Bottom Line: We found that the synchronization communities relate to previously defined functional networks known to be engaged in sensory-motor or cognitive function, called resting-state networks (RSNs), including the default mode network, the somato-motor network, the visual network, the auditory network, the cognitive control networks, the self-referential network, and combinations of these and other RSNs.We studied the mechanism originating the observed spatiotemporal synchronization dynamics by using a network model of phase oscillators connected through the brain's anatomical connectivity estimated using diffusion imaging human data.The model consistently approximates the temporal and spatial synchronization patterns of the empirical data, and reveals that multiple clusters that transiently synchronize and desynchronize emerge from the complex topology of anatomical connections, provided that oscillators are heterogeneous.

View Article: PubMed Central - PubMed

Affiliation: Center for Brain and Cognition, Computational Neuroscience Group, Department of Information and Communication Technologies, Universitat Pompeu Fabra, Barcelona, Spain.

ABSTRACT
Spatial patterns of coherent activity across different brain areas have been identified during the resting-state fluctuations of the brain.
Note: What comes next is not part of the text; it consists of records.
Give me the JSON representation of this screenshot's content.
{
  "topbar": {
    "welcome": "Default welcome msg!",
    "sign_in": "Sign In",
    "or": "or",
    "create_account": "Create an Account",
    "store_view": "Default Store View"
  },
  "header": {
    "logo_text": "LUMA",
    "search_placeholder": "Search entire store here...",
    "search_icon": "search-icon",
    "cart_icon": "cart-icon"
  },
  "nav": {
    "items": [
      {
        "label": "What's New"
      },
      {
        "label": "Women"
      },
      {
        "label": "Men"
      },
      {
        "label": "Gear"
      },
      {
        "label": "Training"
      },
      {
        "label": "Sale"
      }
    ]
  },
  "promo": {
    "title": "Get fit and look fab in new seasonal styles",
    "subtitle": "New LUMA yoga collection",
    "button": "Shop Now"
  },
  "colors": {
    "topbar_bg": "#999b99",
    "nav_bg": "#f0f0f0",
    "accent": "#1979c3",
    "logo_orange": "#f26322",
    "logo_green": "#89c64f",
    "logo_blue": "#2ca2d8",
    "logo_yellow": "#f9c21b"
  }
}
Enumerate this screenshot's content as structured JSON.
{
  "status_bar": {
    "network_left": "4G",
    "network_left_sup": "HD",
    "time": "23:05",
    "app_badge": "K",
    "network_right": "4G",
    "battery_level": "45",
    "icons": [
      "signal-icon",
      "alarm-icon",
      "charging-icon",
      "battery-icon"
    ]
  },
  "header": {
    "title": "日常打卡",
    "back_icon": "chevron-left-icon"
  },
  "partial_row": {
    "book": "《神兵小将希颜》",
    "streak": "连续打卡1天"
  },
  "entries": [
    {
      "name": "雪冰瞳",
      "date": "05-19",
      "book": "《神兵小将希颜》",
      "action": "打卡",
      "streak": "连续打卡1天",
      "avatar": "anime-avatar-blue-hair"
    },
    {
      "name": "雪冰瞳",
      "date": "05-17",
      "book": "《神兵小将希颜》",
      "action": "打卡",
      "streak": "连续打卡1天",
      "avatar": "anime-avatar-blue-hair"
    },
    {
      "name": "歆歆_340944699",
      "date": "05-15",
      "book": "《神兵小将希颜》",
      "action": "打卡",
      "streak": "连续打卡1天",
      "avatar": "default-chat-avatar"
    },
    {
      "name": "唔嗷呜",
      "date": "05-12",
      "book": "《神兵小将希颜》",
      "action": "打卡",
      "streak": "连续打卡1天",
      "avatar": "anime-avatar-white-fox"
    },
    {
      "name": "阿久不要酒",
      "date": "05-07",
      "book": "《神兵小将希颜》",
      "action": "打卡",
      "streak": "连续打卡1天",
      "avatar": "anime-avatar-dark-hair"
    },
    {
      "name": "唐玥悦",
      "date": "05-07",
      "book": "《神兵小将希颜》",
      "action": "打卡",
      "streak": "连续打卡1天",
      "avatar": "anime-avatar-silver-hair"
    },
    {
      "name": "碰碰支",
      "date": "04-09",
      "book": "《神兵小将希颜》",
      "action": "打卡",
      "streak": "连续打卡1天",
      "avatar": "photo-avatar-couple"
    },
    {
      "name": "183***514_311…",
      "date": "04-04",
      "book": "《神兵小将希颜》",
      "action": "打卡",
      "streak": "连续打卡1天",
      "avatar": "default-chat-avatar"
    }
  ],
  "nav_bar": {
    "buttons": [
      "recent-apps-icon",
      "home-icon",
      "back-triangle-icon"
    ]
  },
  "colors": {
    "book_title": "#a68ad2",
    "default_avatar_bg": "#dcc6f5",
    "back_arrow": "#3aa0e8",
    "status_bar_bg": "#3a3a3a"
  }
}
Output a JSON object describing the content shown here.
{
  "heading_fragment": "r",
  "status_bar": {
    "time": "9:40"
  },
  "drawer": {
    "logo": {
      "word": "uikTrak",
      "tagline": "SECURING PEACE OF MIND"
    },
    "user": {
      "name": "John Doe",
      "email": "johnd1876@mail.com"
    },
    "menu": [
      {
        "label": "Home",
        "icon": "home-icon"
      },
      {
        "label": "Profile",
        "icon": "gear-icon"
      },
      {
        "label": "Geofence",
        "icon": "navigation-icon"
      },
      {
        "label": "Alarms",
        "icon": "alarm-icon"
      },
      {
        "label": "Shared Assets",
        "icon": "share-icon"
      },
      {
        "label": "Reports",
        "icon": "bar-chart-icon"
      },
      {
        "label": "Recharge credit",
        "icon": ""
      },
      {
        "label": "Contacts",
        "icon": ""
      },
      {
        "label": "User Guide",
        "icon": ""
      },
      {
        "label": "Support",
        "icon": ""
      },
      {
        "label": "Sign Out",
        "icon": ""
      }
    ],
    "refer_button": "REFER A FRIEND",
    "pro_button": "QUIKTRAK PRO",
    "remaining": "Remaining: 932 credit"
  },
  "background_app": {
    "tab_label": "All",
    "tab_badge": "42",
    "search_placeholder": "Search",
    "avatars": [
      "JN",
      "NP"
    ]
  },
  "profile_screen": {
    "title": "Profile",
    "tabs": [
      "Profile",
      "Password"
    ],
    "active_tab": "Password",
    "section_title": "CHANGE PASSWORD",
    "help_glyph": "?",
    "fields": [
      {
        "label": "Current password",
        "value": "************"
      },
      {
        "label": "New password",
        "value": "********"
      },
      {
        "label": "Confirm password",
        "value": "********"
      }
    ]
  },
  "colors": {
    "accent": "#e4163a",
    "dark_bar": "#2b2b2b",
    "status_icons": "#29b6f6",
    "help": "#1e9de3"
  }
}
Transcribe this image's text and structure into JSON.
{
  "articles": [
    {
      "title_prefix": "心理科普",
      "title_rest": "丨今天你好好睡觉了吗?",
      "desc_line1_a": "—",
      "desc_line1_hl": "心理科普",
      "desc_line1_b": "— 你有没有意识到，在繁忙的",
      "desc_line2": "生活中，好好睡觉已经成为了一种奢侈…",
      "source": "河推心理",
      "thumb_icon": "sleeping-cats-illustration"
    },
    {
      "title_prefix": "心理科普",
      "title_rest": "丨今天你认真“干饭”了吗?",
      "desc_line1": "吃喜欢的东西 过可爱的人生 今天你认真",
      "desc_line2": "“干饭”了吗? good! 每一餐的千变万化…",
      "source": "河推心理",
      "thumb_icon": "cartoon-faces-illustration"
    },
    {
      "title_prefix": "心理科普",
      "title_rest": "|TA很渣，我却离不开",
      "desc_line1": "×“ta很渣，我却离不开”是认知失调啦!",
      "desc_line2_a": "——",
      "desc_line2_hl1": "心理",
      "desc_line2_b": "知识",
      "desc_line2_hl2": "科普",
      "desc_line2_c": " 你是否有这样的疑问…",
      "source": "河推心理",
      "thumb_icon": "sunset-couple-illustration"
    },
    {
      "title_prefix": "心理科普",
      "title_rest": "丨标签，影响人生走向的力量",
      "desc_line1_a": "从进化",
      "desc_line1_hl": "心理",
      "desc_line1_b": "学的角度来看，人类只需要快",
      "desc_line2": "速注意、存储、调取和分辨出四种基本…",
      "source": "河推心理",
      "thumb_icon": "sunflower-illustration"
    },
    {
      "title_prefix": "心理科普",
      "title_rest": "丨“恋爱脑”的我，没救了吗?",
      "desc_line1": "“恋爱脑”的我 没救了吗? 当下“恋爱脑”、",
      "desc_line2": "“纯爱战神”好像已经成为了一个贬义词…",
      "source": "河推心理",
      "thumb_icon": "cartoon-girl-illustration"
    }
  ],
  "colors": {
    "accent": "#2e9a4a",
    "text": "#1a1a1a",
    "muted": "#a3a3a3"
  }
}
However, recent studies indicate that resting-state activity is not stationary, but shows complex temporal dynamics. We were interested in the spatiotemporal dynamics of the phase interactions among resting-state fMRI BOLD signals from human subjects. We found that the global phase synchrony of the BOLD signals evolves on a characteristic ultra-slow (<0.01Hz) time scale, and that its temporal variations reflect the transient formation and dissolution of multiple communities of synchronized brain regions. Synchronized communities reoccurred intermittently in time and across scanning sessions. We found that the synchronization communities relate to previously defined functional networks known to be engaged in sensory-motor or cognitive function, called resting-state networks (RSNs), including the default mode network, the somato-motor network, the visual network, the auditory network, the cognitive control networks, the self-referential network, and combinations of these and other RSNs. We studied the mechanism originating the observed spatiotemporal synchronization dynamics by using a network model of phase oscillators connected through the brain's anatomical connectivity estimated using diffusion imaging human data. The model consistently approximates the temporal and spatial synchronization patterns of the empirical data, and reveals that multiple clusters that transiently synchronize and desynchronize emerge from the complex topology of anatomical connections, provided that oscillators are heterogeneous.

Show MeSH
Related in: MedlinePlus